(Reuters) - European shares gained on Tuesday as a slate of strong earnings reports from UBS, ABB and Novartis outweighed a slump in oil prices and shares of Wirecard, with investors also focusing on signs that several economies were starting to reopen.
UK-based HSBC Holdings Plc slipped 1% as it warned of more earnings pain ahead as it set aside a hefty $3 billion in bad loan provisions due to the pandemic, while Spain’s Santander was flat after an 82% slump in quarterly net profit.
“We’ve come to a point with regard to European banks where expectations have fallen so much because of the uncertainty, but the earnings look stable excluding the loan loss provisions,” said Craig Erlam, senior market analyst, Oanda.

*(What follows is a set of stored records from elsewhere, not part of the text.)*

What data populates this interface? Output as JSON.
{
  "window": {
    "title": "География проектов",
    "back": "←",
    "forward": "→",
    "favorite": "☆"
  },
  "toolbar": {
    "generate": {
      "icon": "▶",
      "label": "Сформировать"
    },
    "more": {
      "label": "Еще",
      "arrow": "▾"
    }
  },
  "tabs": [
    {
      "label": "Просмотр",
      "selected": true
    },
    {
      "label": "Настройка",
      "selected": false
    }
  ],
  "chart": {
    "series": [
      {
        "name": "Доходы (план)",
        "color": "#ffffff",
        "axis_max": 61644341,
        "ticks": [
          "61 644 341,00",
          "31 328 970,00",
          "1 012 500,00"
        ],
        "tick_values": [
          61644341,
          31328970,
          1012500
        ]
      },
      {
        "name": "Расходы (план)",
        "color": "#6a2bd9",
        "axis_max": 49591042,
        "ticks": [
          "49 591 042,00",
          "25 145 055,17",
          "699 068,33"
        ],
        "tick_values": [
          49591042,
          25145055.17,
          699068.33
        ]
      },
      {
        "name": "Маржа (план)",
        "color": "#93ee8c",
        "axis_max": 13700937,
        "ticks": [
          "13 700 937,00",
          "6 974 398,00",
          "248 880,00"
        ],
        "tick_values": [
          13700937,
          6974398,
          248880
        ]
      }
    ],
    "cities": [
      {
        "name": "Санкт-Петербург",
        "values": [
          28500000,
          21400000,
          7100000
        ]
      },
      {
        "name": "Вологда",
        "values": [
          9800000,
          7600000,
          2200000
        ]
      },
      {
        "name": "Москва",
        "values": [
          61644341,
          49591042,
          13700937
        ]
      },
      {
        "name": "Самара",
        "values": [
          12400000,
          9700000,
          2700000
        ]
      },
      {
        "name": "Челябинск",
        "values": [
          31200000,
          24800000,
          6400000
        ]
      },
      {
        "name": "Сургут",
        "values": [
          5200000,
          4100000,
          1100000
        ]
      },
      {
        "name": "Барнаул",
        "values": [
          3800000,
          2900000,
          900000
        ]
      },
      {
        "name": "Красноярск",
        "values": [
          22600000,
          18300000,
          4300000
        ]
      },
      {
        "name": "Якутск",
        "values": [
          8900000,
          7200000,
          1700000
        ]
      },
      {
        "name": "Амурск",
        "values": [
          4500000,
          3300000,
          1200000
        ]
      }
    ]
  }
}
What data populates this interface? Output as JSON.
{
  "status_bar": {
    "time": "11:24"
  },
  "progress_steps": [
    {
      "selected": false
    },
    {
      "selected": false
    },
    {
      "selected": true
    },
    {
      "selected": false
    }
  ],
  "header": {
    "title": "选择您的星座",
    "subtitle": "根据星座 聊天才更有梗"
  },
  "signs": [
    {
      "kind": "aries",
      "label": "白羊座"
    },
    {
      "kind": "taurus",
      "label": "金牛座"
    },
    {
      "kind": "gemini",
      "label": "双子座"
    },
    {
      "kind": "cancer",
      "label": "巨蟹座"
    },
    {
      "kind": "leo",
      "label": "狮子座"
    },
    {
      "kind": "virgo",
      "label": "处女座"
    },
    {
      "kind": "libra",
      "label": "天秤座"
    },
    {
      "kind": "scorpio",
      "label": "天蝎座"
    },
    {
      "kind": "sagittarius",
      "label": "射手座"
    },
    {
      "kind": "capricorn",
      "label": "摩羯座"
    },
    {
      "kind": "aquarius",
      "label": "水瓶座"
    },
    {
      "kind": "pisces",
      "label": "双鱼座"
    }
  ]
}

“It’s a huge week for earnings, and another milestone that we need pass in order to continue to put a floor beneath prices in equity markets.”
Companies listed on the STOXX 600 are expected to report a near 25% decline in first-quarter profits, according to Refinitiv data.
On Wall Street, all eyes will be on reports from heavyweights such as Apple and Amazon.com this week.
Swiss stock index home to many defensive names, got a boost from a 5% jump in ABB after the engineering company reported first-quarter results that beat market expectations.
Drugmaker Novartis edged up 0.6% after it confirmed its 2020 targets, while rival Roche Holding gained 1% after revealing that risdiplam showed significant improvement in survival in a clinical trial for infants with type 1 spinal muscular atrophy.
European stocks have recovered more than 25% from mid-March lows, following unprecedented measures from major central banks and governments to support the global economy and, more recently, on signs that many countries plan to restart their economies.
Europe’s oil & gas sector lagged as oil prices sank on concerns about dwindling crude storage capacity worldwide.
London-based BP slipped 1.5% as it forecast significantly lower refining margins in the second quarter and its first-quarter profits tumbled by two-thirds as the health crisis hammered oil demand.
German financial services company Wirecard plunged 16% after an investigation by auditor KPMG delivered no evidence of suspect balance sheets but the company delayed filing its annual report.
“It is clear that KPMG still has work to do, many questions remain and the report does not given Wirecard the clean bill of health it hoped to receive,” Neil Campling of Mirabaud Securities wrote in a note.
Reporting by Sruthi Shankar in Bengaluru; Editing by Sriraj Kalluvila